John Selig: There are many, but I’ll cite two: one rural and one urban example. In rural Kentucky, a diabetes coalition consults with area food banks and pantries to help them create “diabetes-friendly” food sections, and trains volunteers on healthier choices for people with diabetes – for example, green beans are preferable to corn. And my “big city” example: New York’s Medicaid program invested in supportive housing for more than 11,000 of its highest cost and highest need beneficiaries – many of whom are homeless. An evaluation by the State University of New York Research Foundation found that in the 12 months after these recipients were housed, the Medicaid program saw a 40 percent reduction in their in-patient hospital stays and a 26 percent reduction in their emergency department visits.
RW. How does this kind of investment in SDOH affect overall costs to a state?
John Selig: It may reduce costs in the long run, or allow public funds to be re-directed to other priorities. And just think of the social supports you can afford when you cut unnecessary health costs. Depending on geographic region, one emergency department visit can be equivalent to a single month’s rent; two hospitalizations could equal one year of child care; and 20 MRIs could pay the salary of a social worker for a year – all “social” expenditures that can improve overall health.
RW. Does Medicaid play a key role in focusing on SDOH for better outcomes?
John Selig: Definitely. The entire health system has a role in connecting with social programs, but Medicaid is well positioned to serve as a primary integrator. Because Medicaid operates in all 50 states, it offers a common foundation on which to build these connections. Also, as a federal and state partnership, Medicaid can be tailored to local populations while serving as the link to related social programs – and, targeted use of Medicaid funds on other social programs could eventually reduce overall Medicaid costs.

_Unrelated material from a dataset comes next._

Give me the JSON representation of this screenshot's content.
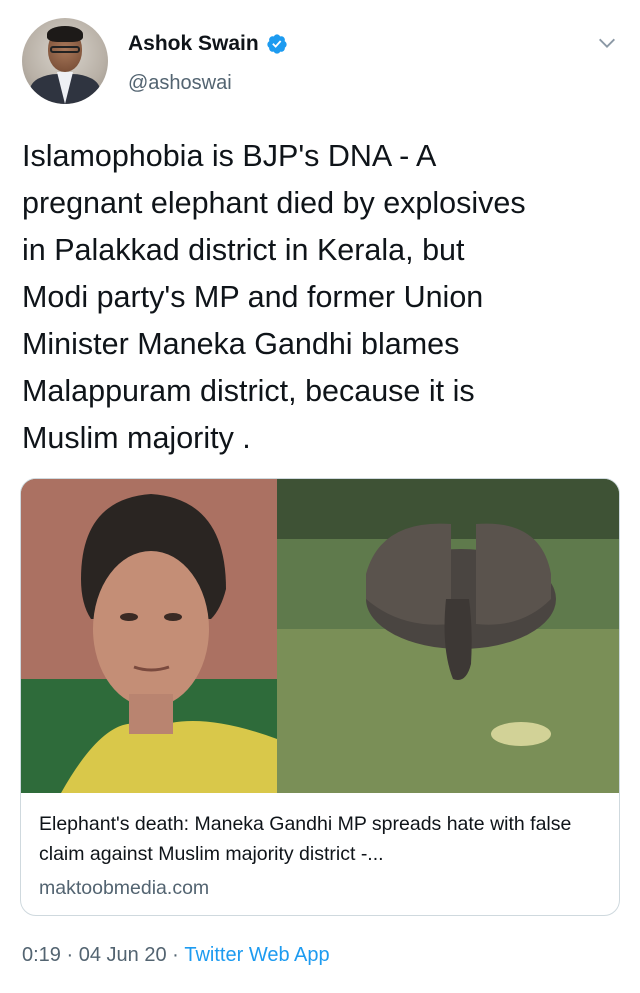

Finally, Medicaid professionals have experience serving lower-income, resource-poor and often chronically ill populations with complex needs – individuals and families who would likely benefit most from a greater emphasis on social determinants to improve health.
RW. What kind of role does technology play in being able to link social programs with improved health outcomes?
John Selig: At the heart of developing an effective “culture of health” across health and other social programs is a state’s willingness to invest in technology that enables experts to see the links between those programs – and allows beneficiaries to more easily access the right supports at the right time. It’s important to identify the most pressing needs, get effective services to those who need them, and analyze and track results to know what’s working. For example, web-based, consumer-facing integrated eligibility systems allow individuals and families to simultaneously apply for Medicaid and other public health benefits, along with programs that administer food and cash assistance, child care assistance, and other supportive services. Strong data systems and analytics also provide states with capabilities to measure improvements and success.
RW. Any final thought on the benefits of focusing on SDOH to improve health?
John Selig: Health care and social services systems need each other – to serve their communities as fully as possible, to contain costs, and to improve health outcomes. We have a nationwide health care platform – Medicaid – on which states could build collaboration between agencies that provide traditional “health” services and those that offer other social services. And we have the technology and analytical capabilities to link, monitor, and assess programs and outcomes.
Focusing on Social Determinants of Health is still a relatively new field, and work still needs to be done to explore which “social investments” will deliver the highest returns. But it’s clear that investing in programs beyond traditional health care holds great promise to improve near and long-term health outcomes across the board and across the country.